The final experiment aims to determine the value of the resistors, which, as shown in Figure 5, can be compared to water pipes of various diameters. The following is the general rule for resistors:
- The larger the resistor value, the less current passes through it, like a narrow tube (for example, 330,000 Ω, equivalent to 330 kΩ);
- The smaller the resistor value, the more current passes through it, like a large tube (for example, 15 Ω).
To measure a resistor, it is not necessary to respect the polarity. In fact, these types of components are not polarized, and the test leads can be oriented at will, as well as their direction in an electrical circuit. The body of the resistor is usually provided with some colored rings that indicate the ohmic value. The international color code is as follows:
- Black: 0
- Brown: 1
- Red: 2
- Orange: 3
- Yellow: 4
- Green: 5
- Blue: 6
- Purple: 7
- Gray: 8
- White: 9
For example, for a resistor with the colors of the brown, black, and brown bands, we will have the following value:
- First brown band: 1
- Second black band: 0
- Third brown band: 1 zero to add
Therefore, the resistor value is 100 Ω.
Another example, for a resistor with the colors of the yellow, purple, and orange bands, we will have the following value:
- First yellow band: 4
- Second purple band: 7
- Third orange band: 3 zeros to add

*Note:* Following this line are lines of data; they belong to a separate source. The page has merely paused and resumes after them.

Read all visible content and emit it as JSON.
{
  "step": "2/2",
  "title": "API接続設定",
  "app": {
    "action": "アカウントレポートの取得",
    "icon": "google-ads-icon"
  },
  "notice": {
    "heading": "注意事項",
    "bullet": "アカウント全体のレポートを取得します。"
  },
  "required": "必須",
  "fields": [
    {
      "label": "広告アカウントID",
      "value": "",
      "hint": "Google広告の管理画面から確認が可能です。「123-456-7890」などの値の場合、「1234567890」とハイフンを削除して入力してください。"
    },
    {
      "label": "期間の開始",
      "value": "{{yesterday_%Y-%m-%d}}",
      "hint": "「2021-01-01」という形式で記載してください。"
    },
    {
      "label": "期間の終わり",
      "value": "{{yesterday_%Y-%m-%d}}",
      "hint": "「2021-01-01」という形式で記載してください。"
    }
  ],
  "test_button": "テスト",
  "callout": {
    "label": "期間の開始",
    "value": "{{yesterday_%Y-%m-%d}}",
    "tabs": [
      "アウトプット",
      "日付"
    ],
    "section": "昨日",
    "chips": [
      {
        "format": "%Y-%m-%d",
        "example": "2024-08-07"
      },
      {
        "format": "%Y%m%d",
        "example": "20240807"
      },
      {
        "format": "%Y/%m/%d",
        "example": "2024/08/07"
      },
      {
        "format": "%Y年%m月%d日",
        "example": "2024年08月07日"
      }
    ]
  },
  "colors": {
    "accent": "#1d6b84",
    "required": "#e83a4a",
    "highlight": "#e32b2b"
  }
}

Therefore, the resistor value is 47,000 Ω, equivalent to 47 kΩ. Depending on the value of the resistor to be measured, it is necessary to position the rotary switch of the tester in the correct position, as can also be seen in the example. The human body also has its own resistance. If you try to touch the test leads in the ohm position with both hands, you will be able to read the following approximate values:
- Approximately 10,000,000 Ω (10 MΩ) when your hands are dry
- Approximately 700,000 Ω (700 kΩ), when your hands are wet or sweaty
- Approximately 50,000 Ω (50 kΩ) when your hands are very wet
Furthermore, salt water is much more conductive than fresh water.
To design simple electronic circuits, kids should perform several experiments. Even if some concepts are still not clear, it does not matter. With time and a lot of practice, they will be understood perfectly. The tests should only be carried out using batteries, as they are not dangerous. It is also advisable to use the help of an adult while performing experiments.
Electronics for Kids: Part 1 — LEDs
Electronics for Kids: Part 2 — The Capacitor